The severed tail of the tiger killed by suspected poachers found outside the Tadoba Andhari Tiger Reserve in Chandrapur, Maharashtra
Nagpur, May 18: The carcass of a tiger, its paws, head and vital organs missing, was found outside a tiger reserve in Maharashtra today, serving a grisly reminder on the audacity of poachers despite a high alert in the state.
The mutilated carcass was found just outside the Tadoba Andhari reserve at Chandrapur district in eastern Maharashtra. The body had been chopped, the skin and tail left behind. But the paws, head, genitals and internal organs, such as the liver, intestines, kidneys and the heart, were missing.
In Borda village, barely 500m from where the carcass was spotted, the rest of the body parts were found stuffed in gunny bags and dumped near the Chandrapur-Mul state highway. The village is just outside the Tadoba reserve buffer zone, a 1,100sqkm area that protects the core reserve of 625sqkm.
Some forest officials said the poachers may have set an electric trap to maim the tiger at some other spot and then brought the animal to the fringes of the reserve to kill it. It is unnatural for tigers to roam so near human habitation in the buffer zone, they said.
The Maharashtra government has announced a reward of Rs 1 lakh to anyone who gives information on the poachers but one wildlife activist called for setting up a special investigation team.
“It can’t be tolerated,” said conservationist Kishor Rithe of the Satpuda Foundation, a group that does wildlife awareness campaigns in central India. He demanded that the government set up an SIT to probe the tiger death and nab the poachers. “You can find the poachers within a week if there’s a will,” Rithe said.
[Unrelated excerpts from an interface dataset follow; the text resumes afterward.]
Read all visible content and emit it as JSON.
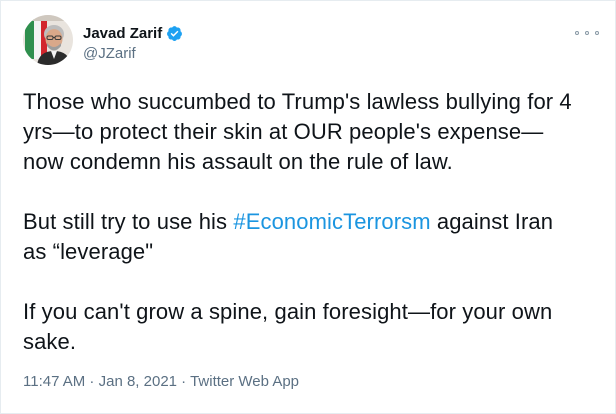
{
  "user": {
    "display_name": "Javad Zarif",
    "handle": "@JZarif",
    "verified_icon": "verified-badge-icon",
    "avatar_icon": "profile-photo"
  },
  "tweet": {
    "line1": "Those who succumbed to Trump's lawless bullying for 4",
    "line2": "yrs—to protect their skin at OUR people's expense—",
    "line3": "now condemn his assault on the rule of law.",
    "line4_pre": "But still try to use his ",
    "hashtag": "#EconomicTerrorsm",
    "line4_post": " against Iran",
    "line5": "as “leverage\"",
    "line6": "If you can't grow a spine, gain foresight—for your own",
    "line7": "sake."
  },
  "meta": {
    "time": "11:47 AM",
    "date": "Jan 8, 2021",
    "source": "Twitter Web App",
    "separator": " · "
  },
  "colors": {
    "link": "#1b95e0",
    "secondary_text": "#5b7083",
    "verified": "#1da1f2"
  }
}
What has infuriated wildlife activists is that the poachers struck just two days after a high alert was issued following specific intelligence that a gang, belonging to a particular community in Madhya Pradesh, was out to kill 25 animals to meet a contract for tiger parts in Southeast Asian countries.
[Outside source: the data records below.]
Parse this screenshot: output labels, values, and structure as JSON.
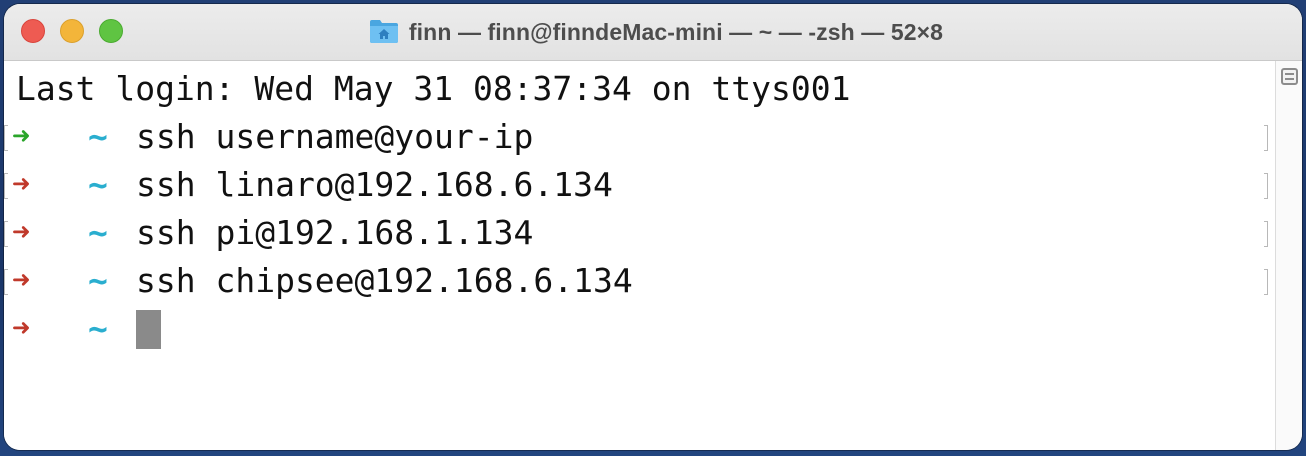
{
  "window": {
    "title": "finn — finn@finndeMac-mini — ~ — -zsh — 52×8",
    "title_icon": "home-folder-icon"
  },
  "colors": {
    "arrow_success": "#2aa52a",
    "arrow_error": "#c0392b",
    "tilde": "#2aaecf",
    "cursor": "#8a8a8a"
  },
  "terminal": {
    "last_login": "Last login: Wed May 31 08:37:34 on ttys001",
    "prompt_arrow": "➜",
    "prompt_dir": "~",
    "history": [
      {
        "command": "ssh username@your-ip",
        "status": "success"
      },
      {
        "command": "ssh linaro@192.168.6.134",
        "status": "error"
      },
      {
        "command": "ssh pi@192.168.1.134",
        "status": "error"
      },
      {
        "command": "ssh chipsee@192.168.6.134",
        "status": "error"
      }
    ],
    "current_prompt": {
      "status": "error",
      "input": ""
    }
  }
}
The state forest department is yet to crack an earlier incident of poaching on April 27 when an adult tiger was killed and another critically injured inside a jaw trap in the Tadoba buffer zone.
Stung by the April 27 incident, the state forest department announced several measures, such as funds to develop an intelligence network, a reward scheme for local informers, appointment of forest guards under the Special Tiger Protection Force and increased surveillance.
“We have asked forest authorities for 100 per cent monitoring of water holes in tiger reserves. We have taken up advertisement and an information campaign to tell locals about the situation and have promised rewards for information on poachers,” Pravin Pardeshi, the principal secretary in the state forest department, said recently in Mumbai.
Today’s incident showed that the poachers were emboldened as investigations into the April 27 incident had been unsuccessful, activists said.
India has lost 32 tigers in the past four months, of which 14 are feared to have been killed by poachers, Jayanthi Natarajan, the minister for environment and forests, said in New Delhi earlier this week on the sidelines of the first meeting to review the implementation of the Global Tiger Recovery Programme.
Sabri Zain, the campaign director for Traffic International, mentioned at the meeting that sizeable rich populations in China and Vietnam eat tiger meat and drink tiger bone wine because it gives them a special status in society”.
Tadoba’s tiger population has risen in the past year, according to foresters, from 53 last year to 69 this year. Tickets for entrance to the reserve have to be booked at least a month ahead, especially in summer when sightings are almost certain.